“This, then, is the positive dimension of zachor that we implement on Shabbos itself. By withdrawal from melacha, we surrender our very selves to G-d and thereby attain kedusha. This constitutes the positive experience of Shabbos. Tefilla and talmud Torah are two media that help us achieve this positive experience by withdrawal from melacha, of zachor on the day of Shabbos” (Chumash Masores HaRav, Shemos, p.176-177).
Rabbi Meir Mazuz, a leading Sephardi rabbi, and head of Yeshivat Kissei Rachamim, pointed to Israeli musical sensation Omer Adam’s newfound Shabbat observance as the key to his success.
Omer Adam has become one of Israel’s top pop stars, with a recent concert of his selling 12,000 tickets in under 15 minutes. According to R’ Mazuz, the reason for his popularity was his refusal to perform at a music festival on Chanuka despite being offered 1 million shekels because he did not want to desecrate Shabbat.
“This Omer Adam, he usually gets a million shekels for every concert,” said Mazuz. “He agreed to perform, but then found out it was Shabbat. He automatically refused and told them that he observes Shabbat. He said that he would only perform if they would push his performance to after Shabbat. Because of Omer Adam, they pushed off the entire festival to Saturday night. Now I see that he just sold out his latest concert in four minutes,” R’ Mazuz added.

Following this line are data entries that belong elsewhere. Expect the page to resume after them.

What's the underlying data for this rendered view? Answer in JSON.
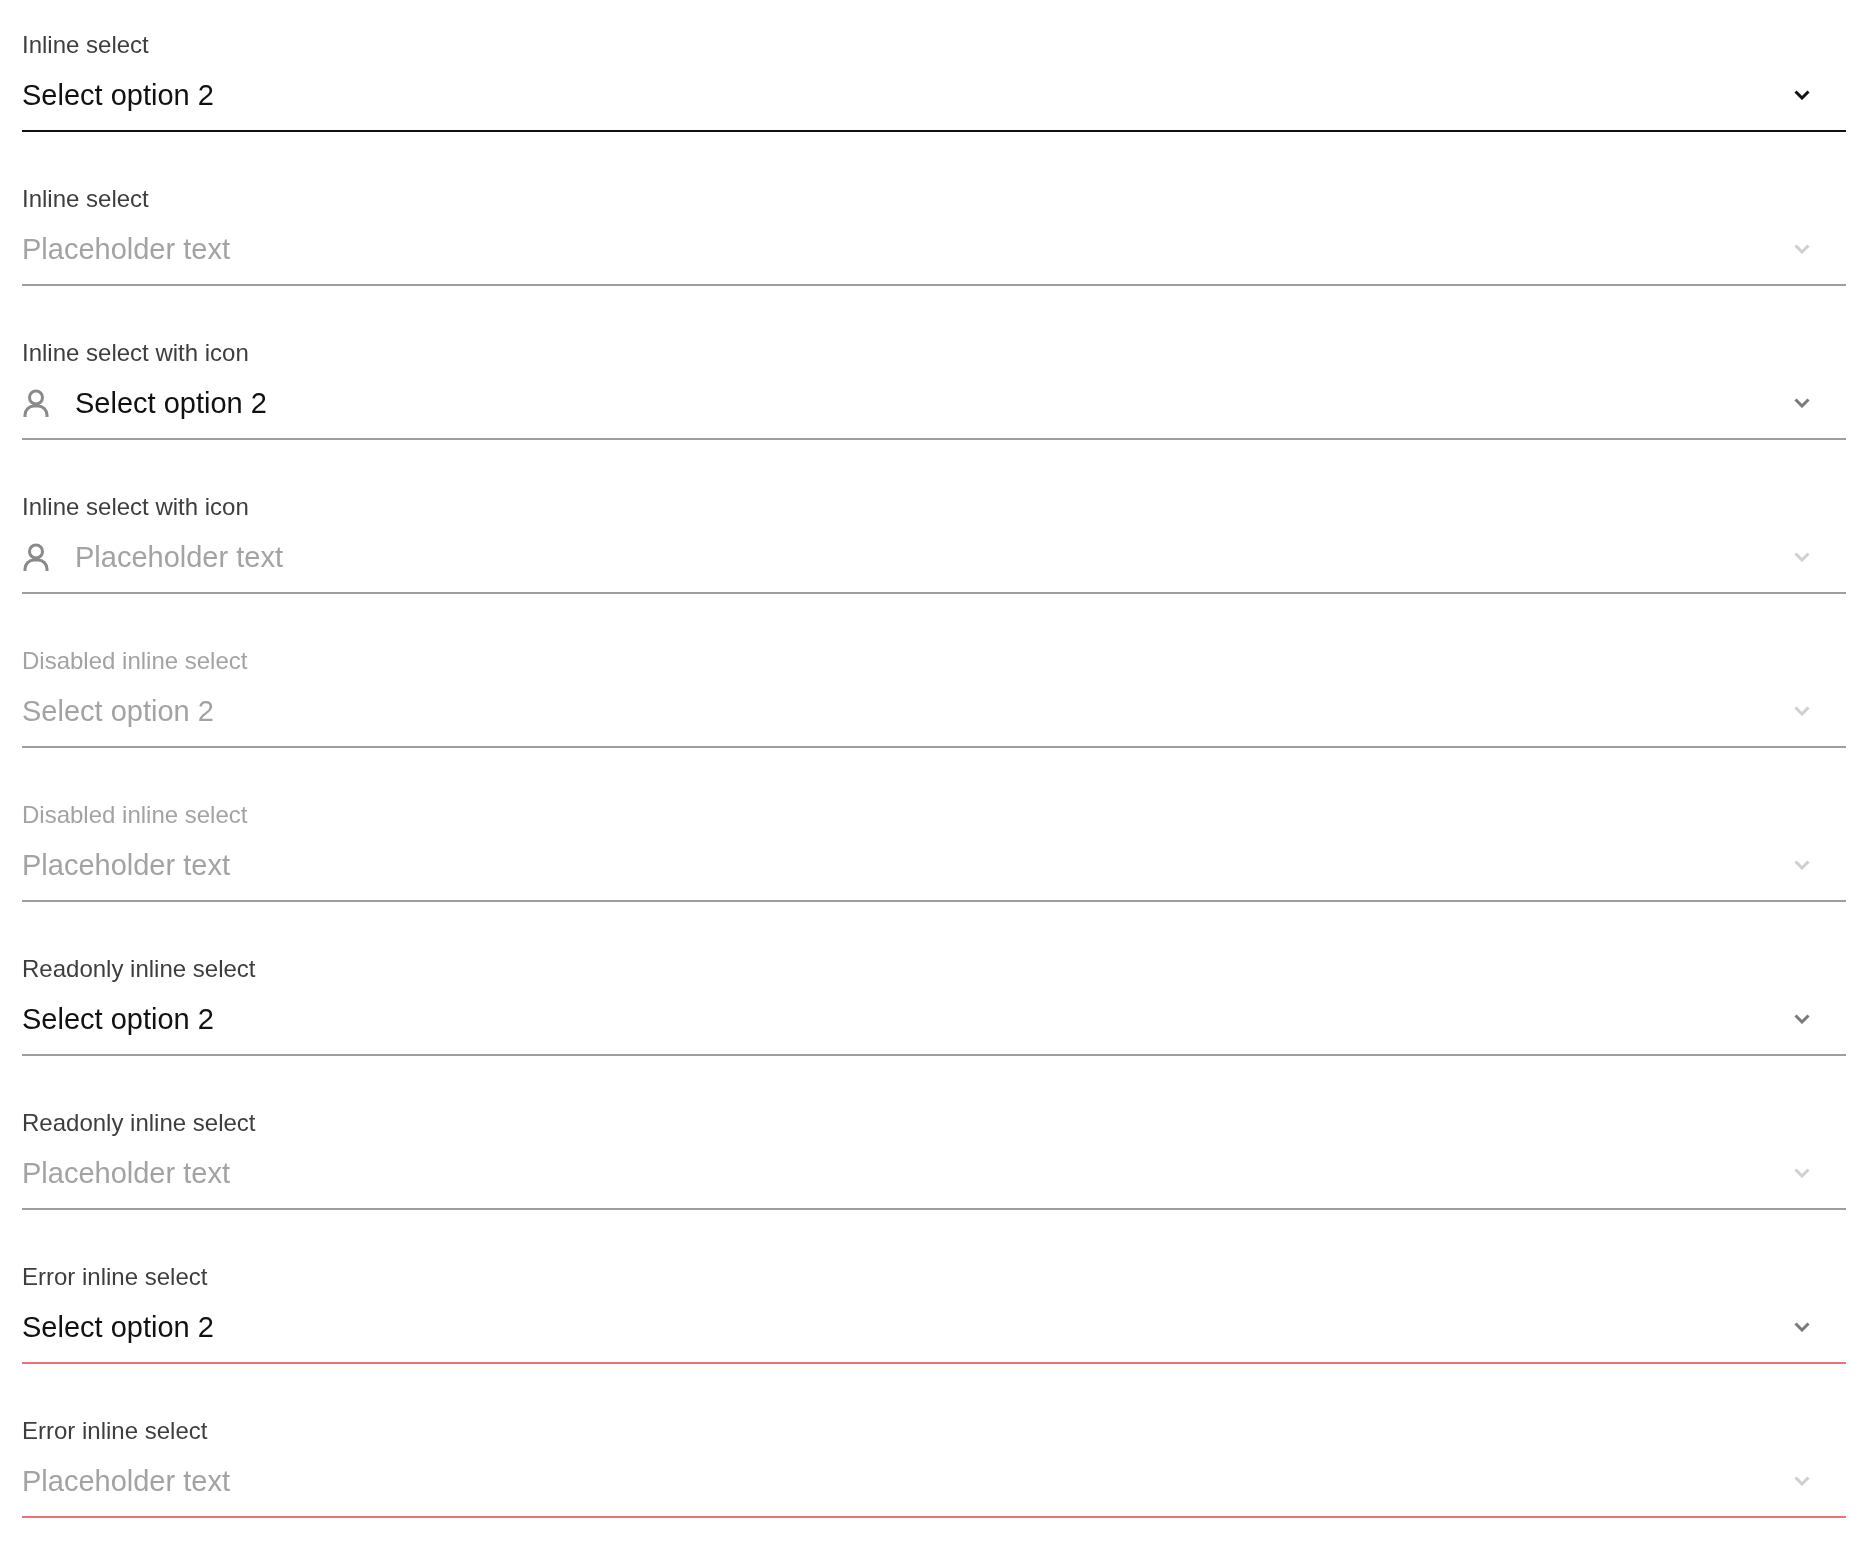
{
  "selects": [
    {
      "label": "Inline select",
      "kind": "plain",
      "value": "Select option 2",
      "disabled": false,
      "error": false,
      "focused": true
    },
    {
      "label": "Inline select",
      "kind": "plain",
      "placeholder": "Placeholder text",
      "disabled": false,
      "error": false,
      "focused": false
    },
    {
      "label": "Inline select with icon",
      "kind": "icon",
      "value": "Select option 2",
      "disabled": false,
      "error": false,
      "focused": false
    },
    {
      "label": "Inline select with icon",
      "kind": "icon",
      "placeholder": "Placeholder text",
      "disabled": false,
      "error": false,
      "focused": false
    },
    {
      "label": "Disabled inline select",
      "kind": "plain",
      "value": "Select option 2",
      "disabled": true,
      "error": false,
      "focused": false
    },
    {
      "label": "Disabled inline select",
      "kind": "plain",
      "placeholder": "Placeholder text",
      "disabled": true,
      "error": false,
      "focused": false
    },
    {
      "label": "Readonly inline select",
      "kind": "plain",
      "value": "Select option 2",
      "disabled": false,
      "error": false,
      "focused": false
    },
    {
      "label": "Readonly inline select",
      "kind": "plain",
      "placeholder": "Placeholder text",
      "disabled": false,
      "error": false,
      "focused": false
    },
    {
      "label": "Error inline select",
      "kind": "plain",
      "value": "Select option 2",
      "disabled": false,
      "error": true,
      "focused": false
    },
    {
      "label": "Error inline select",
      "kind": "plain",
      "placeholder": "Placeholder text",
      "disabled": false,
      "error": true,
      "focused": false
    }
  ]
}
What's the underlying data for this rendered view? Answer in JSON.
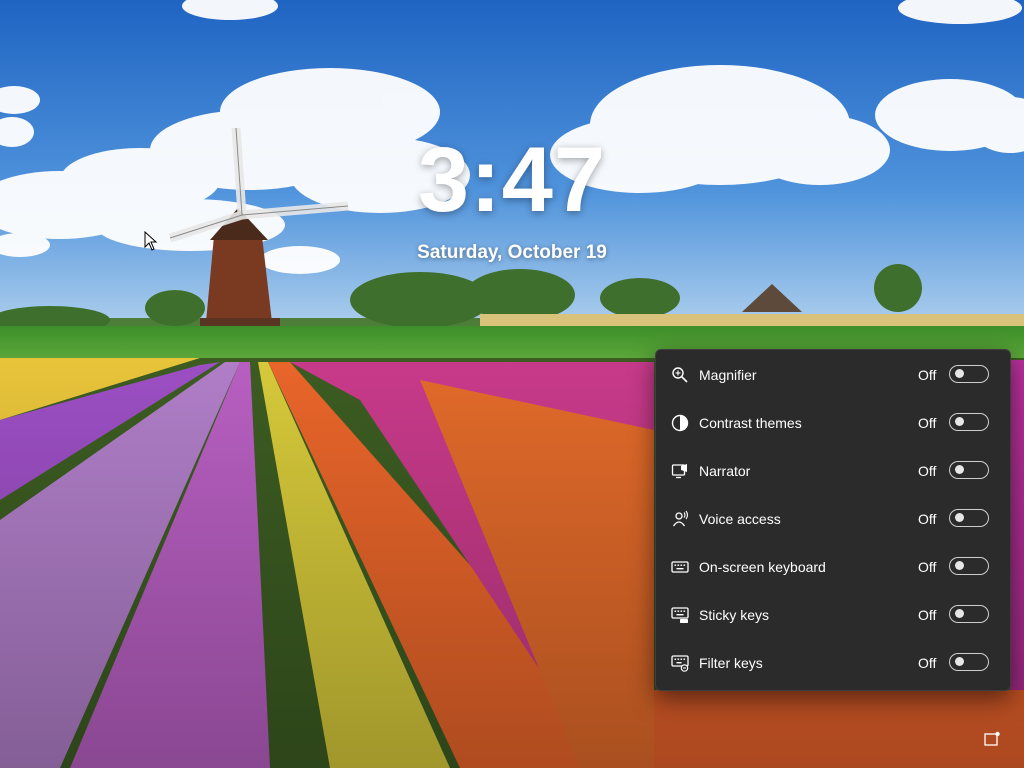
{
  "lockscreen": {
    "time": "3:47",
    "date": "Saturday, October 19"
  },
  "accessibility_panel": {
    "items": [
      {
        "label": "Magnifier",
        "state": "Off",
        "icon": "magnifier-icon"
      },
      {
        "label": "Contrast themes",
        "state": "Off",
        "icon": "contrast-icon"
      },
      {
        "label": "Narrator",
        "state": "Off",
        "icon": "narrator-icon"
      },
      {
        "label": "Voice access",
        "state": "Off",
        "icon": "voice-access-icon"
      },
      {
        "label": "On-screen keyboard",
        "state": "Off",
        "icon": "keyboard-icon"
      },
      {
        "label": "Sticky keys",
        "state": "Off",
        "icon": "sticky-keys-icon"
      },
      {
        "label": "Filter keys",
        "state": "Off",
        "icon": "filter-keys-icon"
      }
    ]
  },
  "colors": {
    "panel_background": "#2b2b2b",
    "text": "#ffffff",
    "sky": "#2a6fc4"
  }
}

Adam had made waves when it became known that he had refused to perform at the popular Festigal festival because it was scheduled to be on Shabbat. Despite event organizers doubling his salary, Adam reportedly said that “no amount of money will ever cause me to violate Shabbat.” http://www.israelnationalnews.com/News/News.aspx/240045)
אָמַר רַבִּי לֵוִי, אִם מְשַׁמְּרִים יִשְׂרָאֵל אֶת הַשַּׁבָּת כָּרָאוּי אֲפִלּוּ יוֹם אֶחָד בֶּן דָּוִד בָּא, לָמָּה, שֶׁהִיא שְׁקוּלָה כְּנֶגֶד כָּל הַמִּצְווֹת
Rabbi Levi said: If Israel keeps the Shabbos appropriately, even for one day, Moshiach will come, for Shabbos is equal to all the mitzvos;
אָמַר לָהֶם הַקָּדוֹשׁ בָּרוּךְ הוּא לְיִשְׂרָאֵל, אִם תִּזְכּוּ לִשְׁמֹר שַׁבָּת מַעֲלֶה אֲנִי עֲלֵיכֶם כְּאִלּוּ שְׁמַרְתֶּם כָּל הַמִּצְווֹת שֶׁבַּתּוֹרָה, וְאִם חִלַּלְתֶּם אוֹתָהּ מַעֲלֶה אֲנִי עֲלֵיכֶם כְּאִלּוּ חִלַּלְתֶּם כָּל הַמִּצְווֹת
Hashem said to Israel: if you are worthy to keep Shabbos, I consider it as if you kept all the mitzvos in the Torah! And if you desecrate the Shabbos, I consider it as if you desecrated all the mitzvos;
בְּעֵת שֶׁאָדָם שׁוֹמֵר אֶת הַשַּׁבָּת, גּוֹזֵר גְּזֵרָה וְהַקָּדוֹשׁ בָּרוּךְ הוּא מְקַיְּמָהּ
At the time that a man keeps Shabbos, he can make a decree and Hashem will uphold it (Medrash Shemos Rabbah 25:12).
Let us appreciate the tremendous blessing and gift of each and every Shabbos as we remember the Sabbath day to keep it holy, and in this merit, may we reap the boundless rewards that Shabbos brings.
As the old adage goes: It’s not that the Jew keeps Shabbos; it’s the Shabbos that keeps the Jew.
בברכת בשורות טובות ושבת שלום,